■ DIRECTIONS FOR THIS TASK:
Find the number of lines below in which the word "description" occurs. Write only that number.

■ RECORD EXCERPTS:
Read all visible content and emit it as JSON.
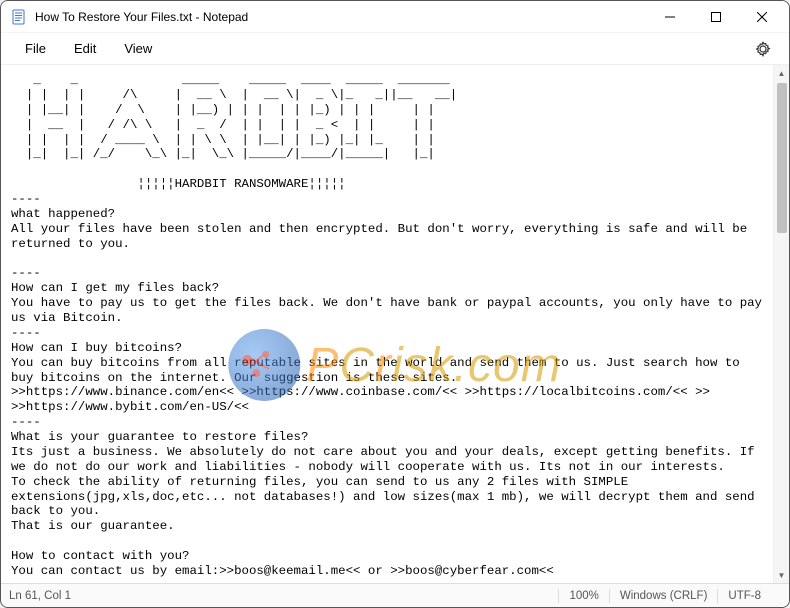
{
  "window": {
    "title": "How To Restore Your Files.txt - Notepad"
  },
  "menu": {
    "file": "File",
    "edit": "Edit",
    "view": "View"
  },
  "content": "   _    _              _____    _____  ____  _____  _______\n  | |  | |     /\\     |  __ \\  |  __ \\|  _ \\|_   _||__   __|\n  | |__| |    /  \\    | |__) | | |  | | |_) | | |     | |\n  |  __  |   / /\\ \\   |  _  /  | |  | |  _ <  | |     | |\n  | |  | |  / ____ \\  | | \\ \\  | |__| | |_) |_| |_    | |\n  |_|  |_| /_/    \\_\\ |_|  \\_\\ |_____/|____/|_____|   |_|\n\n                 ¦¦¦¦¦HARDBIT RANSOMWARE¦¦¦¦¦\n----\nwhat happened?\nAll your files have been stolen and then encrypted. But don't worry, everything is safe and will be returned to you.\n\n----\nHow can I get my files back?\nYou have to pay us to get the files back. We don't have bank or paypal accounts, you only have to pay us via Bitcoin.\n----\nHow can I buy bitcoins?\nYou can buy bitcoins from all reputable sites in the world and send them to us. Just search how to buy bitcoins on the internet. Our suggestion is these sites.\n>>https://www.binance.com/en<< >>https://www.coinbase.com/<< >>https://localbitcoins.com/<< >>\n>>https://www.bybit.com/en-US/<<\n----\nWhat is your guarantee to restore files?\nIts just a business. We absolutely do not care about you and your deals, except getting benefits. If we do not do our work and liabilities - nobody will cooperate with us. Its not in our interests.\nTo check the ability of returning files, you can send to us any 2 files with SIMPLE extensions(jpg,xls,doc,etc... not databases!) and low sizes(max 1 mb), we will decrypt them and send back to you.\nThat is our guarantee.\n\nHow to contact with you?\nYou can contact us by email:>>boos@keemail.me<< or >>boos@cyberfear.com<<",
  "status": {
    "pos": "Ln 61, Col 1",
    "zoom": "100%",
    "eol": "Windows (CRLF)",
    "encoding": "UTF-8"
  },
  "watermark": {
    "text": "PCrisk.com"
  }
}
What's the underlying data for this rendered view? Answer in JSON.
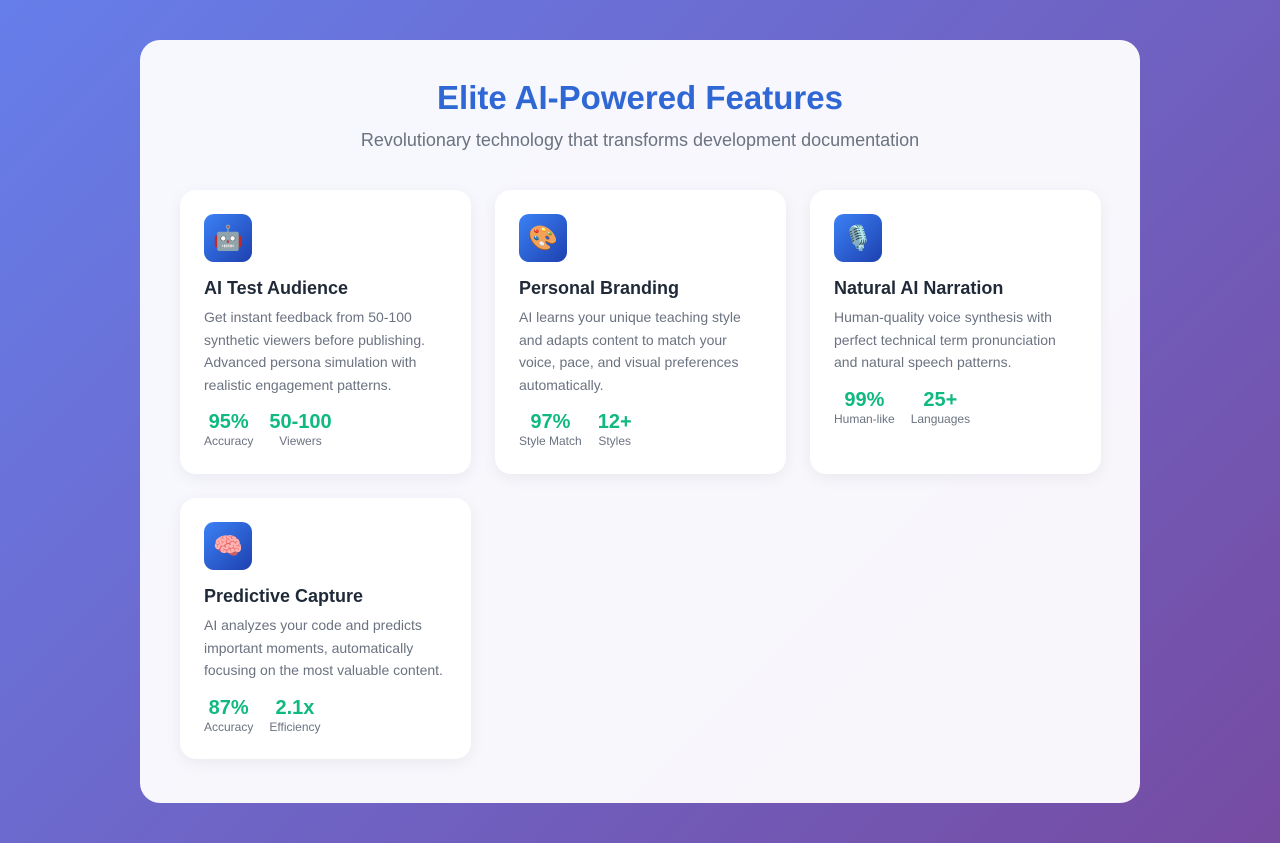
{
  "header": {
    "title": "Elite AI-Powered Features",
    "subtitle": "Revolutionary technology that transforms development documentation"
  },
  "features": [
    {
      "icon": "🤖",
      "icon_name": "robot-icon",
      "title": "AI Test Audience",
      "description": "Get instant feedback from 50-100 synthetic viewers before publishing. Advanced persona simulation with realistic engagement patterns.",
      "stats": [
        {
          "value": "95%",
          "label": "Accuracy"
        },
        {
          "value": "50-100",
          "label": "Viewers"
        }
      ]
    },
    {
      "icon": "🎨",
      "icon_name": "palette-icon",
      "title": "Personal Branding",
      "description": "AI learns your unique teaching style and adapts content to match your voice, pace, and visual preferences automatically.",
      "stats": [
        {
          "value": "97%",
          "label": "Style Match"
        },
        {
          "value": "12+",
          "label": "Styles"
        }
      ]
    },
    {
      "icon": "🎙️",
      "icon_name": "microphone-icon",
      "title": "Natural AI Narration",
      "description": "Human-quality voice synthesis with perfect technical term pronunciation and natural speech patterns.",
      "stats": [
        {
          "value": "99%",
          "label": "Human-like"
        },
        {
          "value": "25+",
          "label": "Languages"
        }
      ]
    },
    {
      "icon": "🧠",
      "icon_name": "brain-icon",
      "title": "Predictive Capture",
      "description": "AI analyzes your code and predicts important moments, automatically focusing on the most valuable content.",
      "stats": [
        {
          "value": "87%",
          "label": "Accuracy"
        },
        {
          "value": "2.1x",
          "label": "Efficiency"
        }
      ]
    }
  ],
  "colors": {
    "title": "#2f67d4",
    "stat_value": "#10b981",
    "icon_gradient_start": "#3b82f6",
    "icon_gradient_end": "#1e40af"
  }
}
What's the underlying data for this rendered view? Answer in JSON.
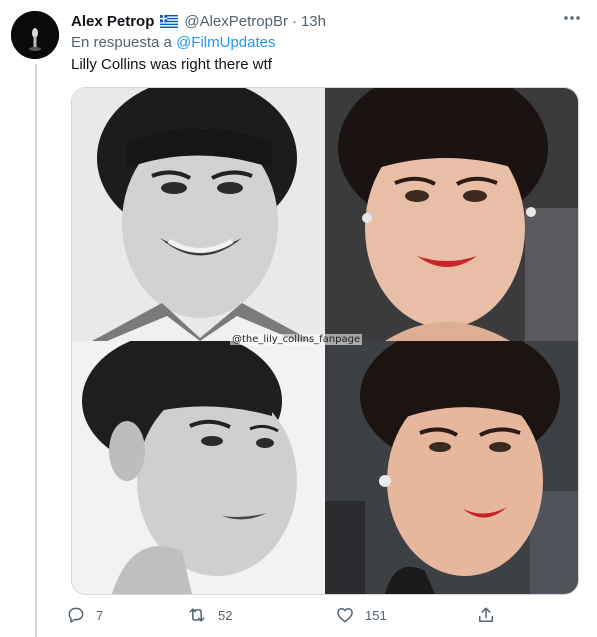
{
  "tweet": {
    "author_name": "Alex Petrop",
    "author_handle": "@AlexPetropBr",
    "separator": "·",
    "time": "13h",
    "reply_prefix": "En respuesta a",
    "reply_mention": "@FilmUpdates",
    "text": "Lilly Collins was right there wtf",
    "media_watermark": "@the_lily_collins_fanpage",
    "flag_icon": "greece-flag-icon"
  },
  "actions": {
    "reply_count": "7",
    "retweet_count": "52",
    "like_count": "151"
  },
  "colors": {
    "accent": "#1d9bf0",
    "secondary_text": "#536471",
    "border": "#cfd9de"
  }
}
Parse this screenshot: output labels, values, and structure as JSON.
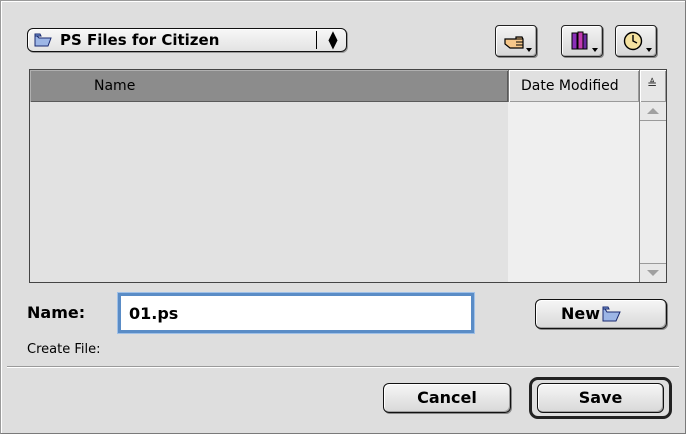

■ EXERCISE SOLUTION:
4